"In 1825, four military barracks were built to support the U.S. Army arsenal that occupied much of today's Capitol Park. A fifth barrack that completed the pentagon arrangement was built so poorly it was demolished shortly after construction. Lieutenant Colonel, and future U.S. President Zachary Taylor, "Old Rough and Ready," oversaw production of the barracks and lived nearby. Later, when Louisiana State University replaced the military installation, students lived in the barracks. Today, they lodge Louisiana lawmakers during legislative session."
After we passed the pentagon barracks, we came to a Louisiana Civil Rights Trail marker about the march from Bogalusa to Baton Rouge.
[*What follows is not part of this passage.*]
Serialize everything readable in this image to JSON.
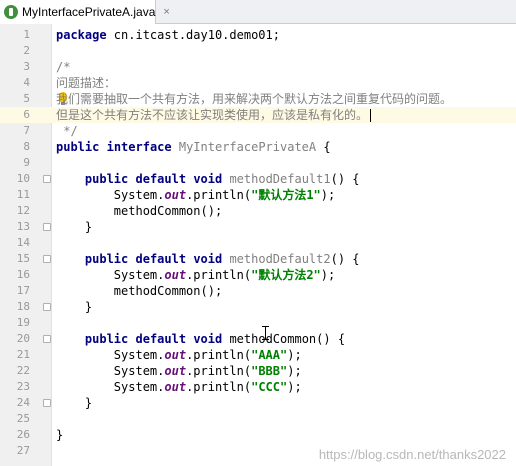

It was called the 105-mile gauntlet.
|From the Rotary Club of Baton |
Rouge, a sculpture by the
|The Mississippi Riverfront.|
At this point, Susan Medlin and I split up. I had to use the facilities at a hotel and she wanted to head back to the car. My 69-year-old bladder definitely requires some restrooms along the walk.
|Baton Rouge |
|The Old Capitol in Baton Rouge.|
|The Old Capitol in Baton Rouge.|
|The Old Capitol is impressive|
from every angle! This side
overlooks the Mississippi River.
|Baton Rouge Station is now the Louisiana|
Art and Science Museum
|Louisiana Art and Science Museum.|
|This Corsair A-7E jet is adjacent to the |
USS KIDD Veterans Museum.
Our walk instructions said to take River Road to Government passing the USS KIDD, a WW II Fletcher-class destroyer restored to a 1945 configuration. Even though I was "passing it," I could not see it because the levee was in the way. However, there were stairs to the top of the levee, so I went up to check it out. First, I was impressed by the Baton Rouge City Dock.